One example, for instance, involves an op-ed published last month in the San Francisco Gate by former Republican Senator John Sununu and former Democratic Congressman Harold Ford in which they write that “Regulating the Internet as a public utility would ensure that it would suffer from…chronic underinvestment” and that “millions of Americans will no longer enjoy a world-class Internet.”
Beneath the article, Fang wrote, a disclaimer says Sununu and Ford are honorary co-chairs of Broadband for America, "a coalition of 300 internet consumer advocates, content providers and engineers."
Fang challenges that assessment. He continues:
“A disclosure obtained by VICE from the National Cable and Telecom Association (NCTA), a trade group for ISPs, shows that the bulk of Broadband for America's recent $3.5 million budget is funded through a $2 million donation from NCTA. Last month, Broadband for America wrote a letter to the FCC bluntly demanding that the agency 'categorically reject' any effort toward designating broadband as a public utility. It wasn't signed by any internet consumer advocates, as the Sununu-Ford letter suggests. The signatures on the letter reads like a who's who of ISP industry presidents and CEOs, including AT&T's Randall Stephenson, Cox Communications' Patrick Esser, NCTA president (and former FCC commissioner) Michael Powell, Verizon's Lowell McAdam, and Comcast's Brian Roberts.”

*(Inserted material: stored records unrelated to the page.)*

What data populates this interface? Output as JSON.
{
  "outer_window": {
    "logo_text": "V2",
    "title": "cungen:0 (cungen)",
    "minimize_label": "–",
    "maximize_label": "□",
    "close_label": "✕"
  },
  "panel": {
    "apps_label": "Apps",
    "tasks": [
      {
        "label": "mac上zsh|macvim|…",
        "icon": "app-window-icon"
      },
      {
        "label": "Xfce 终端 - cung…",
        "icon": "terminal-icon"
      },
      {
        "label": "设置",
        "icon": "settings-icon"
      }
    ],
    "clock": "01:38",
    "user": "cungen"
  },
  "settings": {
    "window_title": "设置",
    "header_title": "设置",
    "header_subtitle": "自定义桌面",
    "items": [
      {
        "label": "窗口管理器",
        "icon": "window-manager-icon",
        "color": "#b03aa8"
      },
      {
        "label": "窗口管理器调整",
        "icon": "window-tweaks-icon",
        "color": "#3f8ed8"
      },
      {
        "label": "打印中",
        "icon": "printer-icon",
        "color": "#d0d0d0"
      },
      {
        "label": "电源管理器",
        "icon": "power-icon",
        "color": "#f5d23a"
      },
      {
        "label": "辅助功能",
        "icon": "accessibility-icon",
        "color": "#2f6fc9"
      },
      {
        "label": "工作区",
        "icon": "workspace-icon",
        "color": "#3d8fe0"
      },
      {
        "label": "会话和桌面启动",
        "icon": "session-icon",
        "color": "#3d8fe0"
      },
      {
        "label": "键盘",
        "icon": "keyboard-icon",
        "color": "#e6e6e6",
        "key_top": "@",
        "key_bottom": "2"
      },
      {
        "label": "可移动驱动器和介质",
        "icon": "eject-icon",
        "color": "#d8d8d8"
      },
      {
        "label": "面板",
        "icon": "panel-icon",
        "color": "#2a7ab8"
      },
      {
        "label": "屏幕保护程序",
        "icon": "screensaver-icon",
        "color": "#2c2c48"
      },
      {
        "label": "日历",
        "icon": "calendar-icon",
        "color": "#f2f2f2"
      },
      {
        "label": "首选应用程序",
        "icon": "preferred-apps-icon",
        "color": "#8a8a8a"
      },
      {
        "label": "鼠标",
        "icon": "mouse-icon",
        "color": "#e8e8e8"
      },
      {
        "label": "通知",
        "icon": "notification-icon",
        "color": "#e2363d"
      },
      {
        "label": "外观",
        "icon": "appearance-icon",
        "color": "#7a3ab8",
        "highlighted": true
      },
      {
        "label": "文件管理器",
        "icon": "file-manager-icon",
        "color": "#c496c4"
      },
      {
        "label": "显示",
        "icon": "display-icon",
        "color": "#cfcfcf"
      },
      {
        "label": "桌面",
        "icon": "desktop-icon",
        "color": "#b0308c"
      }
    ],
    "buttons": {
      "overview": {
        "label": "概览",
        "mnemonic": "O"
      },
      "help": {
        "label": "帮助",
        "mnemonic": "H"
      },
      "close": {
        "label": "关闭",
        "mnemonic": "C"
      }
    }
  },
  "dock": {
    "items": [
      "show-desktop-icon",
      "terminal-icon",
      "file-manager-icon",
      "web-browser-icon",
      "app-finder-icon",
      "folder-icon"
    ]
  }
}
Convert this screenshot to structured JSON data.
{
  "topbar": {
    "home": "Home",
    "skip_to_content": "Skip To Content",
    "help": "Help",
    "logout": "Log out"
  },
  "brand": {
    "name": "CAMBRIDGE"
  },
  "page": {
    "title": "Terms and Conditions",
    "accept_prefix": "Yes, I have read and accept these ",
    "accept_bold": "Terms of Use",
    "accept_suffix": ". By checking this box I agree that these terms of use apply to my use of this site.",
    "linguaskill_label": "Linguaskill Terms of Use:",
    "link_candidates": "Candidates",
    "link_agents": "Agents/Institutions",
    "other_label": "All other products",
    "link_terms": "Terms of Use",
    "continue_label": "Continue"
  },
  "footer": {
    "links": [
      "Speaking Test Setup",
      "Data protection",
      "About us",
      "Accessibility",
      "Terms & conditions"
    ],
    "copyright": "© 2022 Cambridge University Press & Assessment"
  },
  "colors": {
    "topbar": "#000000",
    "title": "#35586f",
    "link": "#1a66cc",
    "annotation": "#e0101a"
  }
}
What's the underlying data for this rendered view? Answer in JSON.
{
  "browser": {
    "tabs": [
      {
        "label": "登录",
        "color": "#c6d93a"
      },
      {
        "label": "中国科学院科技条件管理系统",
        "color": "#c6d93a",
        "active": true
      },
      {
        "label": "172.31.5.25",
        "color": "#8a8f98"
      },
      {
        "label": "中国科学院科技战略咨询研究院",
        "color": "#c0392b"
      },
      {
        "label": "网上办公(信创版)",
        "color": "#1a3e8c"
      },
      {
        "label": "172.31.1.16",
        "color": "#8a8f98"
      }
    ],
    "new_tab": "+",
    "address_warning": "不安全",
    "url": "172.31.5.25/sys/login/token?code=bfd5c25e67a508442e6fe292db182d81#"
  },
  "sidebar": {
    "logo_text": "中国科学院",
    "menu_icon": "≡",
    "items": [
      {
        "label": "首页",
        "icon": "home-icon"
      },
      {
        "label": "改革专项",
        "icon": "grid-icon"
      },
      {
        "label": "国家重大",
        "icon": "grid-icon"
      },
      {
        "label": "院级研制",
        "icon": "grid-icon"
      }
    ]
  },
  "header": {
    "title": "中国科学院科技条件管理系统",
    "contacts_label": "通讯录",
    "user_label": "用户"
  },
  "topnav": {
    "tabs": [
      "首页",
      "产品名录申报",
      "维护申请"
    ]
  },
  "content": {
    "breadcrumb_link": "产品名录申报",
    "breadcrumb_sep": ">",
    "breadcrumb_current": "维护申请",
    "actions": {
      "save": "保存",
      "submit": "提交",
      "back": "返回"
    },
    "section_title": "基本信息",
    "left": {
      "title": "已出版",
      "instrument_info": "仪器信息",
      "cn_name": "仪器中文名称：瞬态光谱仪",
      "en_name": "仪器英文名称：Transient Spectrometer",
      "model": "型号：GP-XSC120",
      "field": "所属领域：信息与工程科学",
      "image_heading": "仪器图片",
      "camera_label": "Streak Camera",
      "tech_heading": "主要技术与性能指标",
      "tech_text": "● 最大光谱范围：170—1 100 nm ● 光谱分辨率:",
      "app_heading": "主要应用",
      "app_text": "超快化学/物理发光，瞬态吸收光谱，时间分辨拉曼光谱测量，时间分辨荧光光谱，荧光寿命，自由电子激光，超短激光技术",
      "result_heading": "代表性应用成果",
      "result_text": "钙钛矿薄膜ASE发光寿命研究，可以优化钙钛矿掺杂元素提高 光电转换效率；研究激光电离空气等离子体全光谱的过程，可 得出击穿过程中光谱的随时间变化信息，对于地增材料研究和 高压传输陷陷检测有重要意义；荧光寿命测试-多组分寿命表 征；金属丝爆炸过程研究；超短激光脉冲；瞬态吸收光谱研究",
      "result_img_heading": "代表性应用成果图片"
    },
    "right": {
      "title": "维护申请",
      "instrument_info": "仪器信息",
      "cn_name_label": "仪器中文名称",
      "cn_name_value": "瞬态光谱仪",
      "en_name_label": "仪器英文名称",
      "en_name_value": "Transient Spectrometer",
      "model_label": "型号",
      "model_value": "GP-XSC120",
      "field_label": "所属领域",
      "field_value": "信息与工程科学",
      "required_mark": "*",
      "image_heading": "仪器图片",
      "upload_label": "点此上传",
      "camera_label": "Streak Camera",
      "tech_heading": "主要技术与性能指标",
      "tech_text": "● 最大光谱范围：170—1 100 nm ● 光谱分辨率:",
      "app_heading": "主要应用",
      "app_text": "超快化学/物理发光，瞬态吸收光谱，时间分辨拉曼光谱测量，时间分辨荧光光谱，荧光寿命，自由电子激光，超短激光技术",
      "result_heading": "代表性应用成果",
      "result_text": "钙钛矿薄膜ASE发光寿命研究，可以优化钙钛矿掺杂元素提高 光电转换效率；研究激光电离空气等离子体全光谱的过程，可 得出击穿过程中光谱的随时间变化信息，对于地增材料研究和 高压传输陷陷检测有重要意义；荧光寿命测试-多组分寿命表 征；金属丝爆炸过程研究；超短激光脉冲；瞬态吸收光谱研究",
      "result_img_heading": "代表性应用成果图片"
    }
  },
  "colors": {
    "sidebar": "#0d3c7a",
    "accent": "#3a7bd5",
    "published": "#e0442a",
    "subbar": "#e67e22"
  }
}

Additionally, Vice reports that another group arguing the same point before the FCC, the American Consumer Institute, is not a “consumer advocacy group” as it claims, but rather “like Broadband for America, is financed by an ISP lobby group.”
On the website for The Consumerist, Chris Morran puts the pieces in place even further. “The Vice story also takes issue with an FCC filing against broadband regulation by the American Consumer Institute, which just happens to get a nice slab of funding from a group called MyWireless.org,” he writes. “Interestingly enough, the name on the tax return for MyWireless is Steve Largent, former Seattle Seahawk and current head of wireless industry lobbying group CTIA. In another not-at-all-coincidence, FCC Chair Tom Wheeler used to be CEO of the CTIA.”

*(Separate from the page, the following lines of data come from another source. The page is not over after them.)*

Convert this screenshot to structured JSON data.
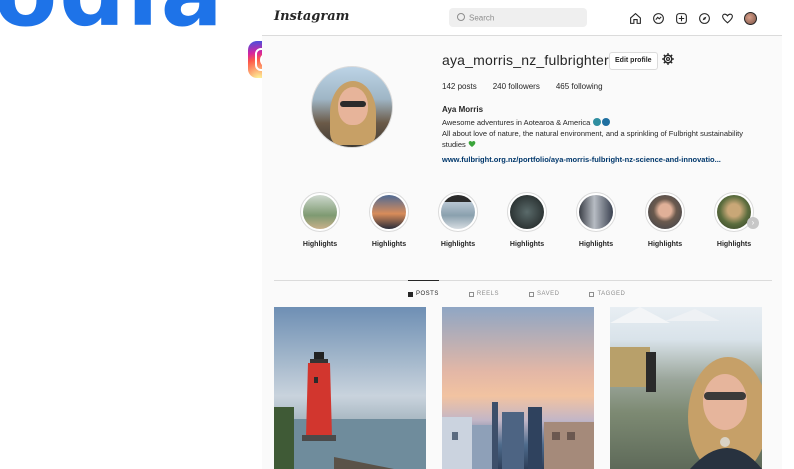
{
  "background_text": "odia",
  "app": {
    "brand": "Instagram"
  },
  "search": {
    "placeholder": "Search"
  },
  "profile": {
    "username": "aya_morris_nz_fulbrighter",
    "edit_label": "Edit profile",
    "stats": {
      "posts": "142 posts",
      "followers": "240 followers",
      "following": "465 following"
    },
    "full_name": "Aya Morris",
    "bio_line1": "Awesome adventures in Aotearoa & America",
    "bio_line2": "All about love of nature, the natural environment, and a sprinkling of Fulbright sustainability studies",
    "link": "www.fulbright.org.nz/portfolio/aya-morris-fulbright-nz-science-and-innovatio..."
  },
  "highlights": [
    {
      "label": "Highlights"
    },
    {
      "label": "Highlights"
    },
    {
      "label": "Highlights"
    },
    {
      "label": "Highlights"
    },
    {
      "label": "Highlights"
    },
    {
      "label": "Highlights"
    },
    {
      "label": "Highlights"
    }
  ],
  "tabs": [
    {
      "label": "POSTS",
      "active": true
    },
    {
      "label": "REELS",
      "active": false
    },
    {
      "label": "SAVED",
      "active": false
    },
    {
      "label": "TAGGED",
      "active": false
    }
  ],
  "colors": {
    "accent_blue": "#1e73e8",
    "link": "#00376b",
    "border": "#dbdbdb"
  }
}
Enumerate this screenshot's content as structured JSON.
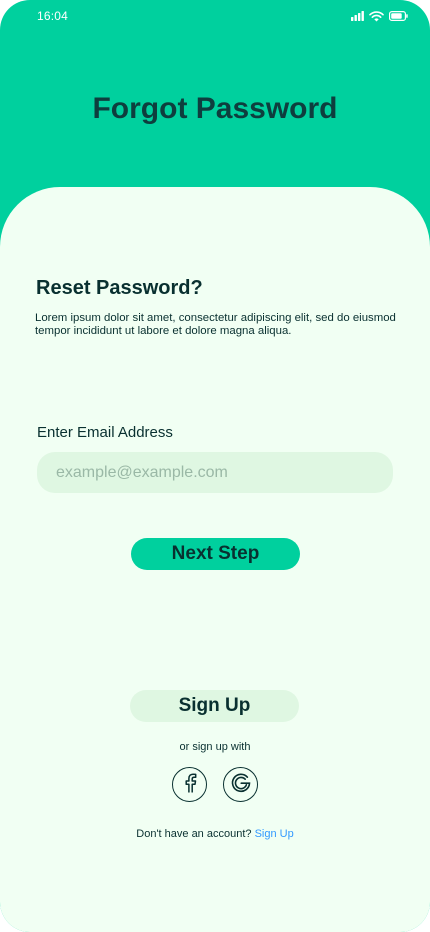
{
  "status_bar": {
    "time": "16:04",
    "icons": [
      "signal-icon",
      "wifi-icon",
      "battery-icon"
    ]
  },
  "header": {
    "title": "Forgot Password"
  },
  "reset": {
    "heading": "Reset Password?",
    "description": "Lorem ipsum dolor sit amet, consectetur adipiscing elit, sed do eiusmod tempor incididunt ut labore et dolore magna aliqua."
  },
  "email": {
    "label": "Enter Email Address",
    "placeholder": "example@example.com",
    "value": ""
  },
  "actions": {
    "next_label": "Next Step",
    "signup_label": "Sign Up"
  },
  "social": {
    "or_text": "or sign up with",
    "providers": [
      "facebook-icon",
      "google-icon"
    ]
  },
  "footer": {
    "account_text": "Don't have an account?",
    "link_label": "Sign Up"
  },
  "colors": {
    "primary": "#00D09E",
    "background": "#F1FFF3",
    "input_bg": "#DFF7E2",
    "text_dark": "#093030",
    "link": "#3299FF"
  }
}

The FCC’s window for comments will continue to be open throughout the summer, but anyone willing to have their opinion heard may have to be patient: as RT reported earlier this week, the comment section on the FCC’s website was temporarily unavailable after a video of comedian John Oliver implored net neutrality proponents to weigh in en masse, crippling FCC.gov as a result.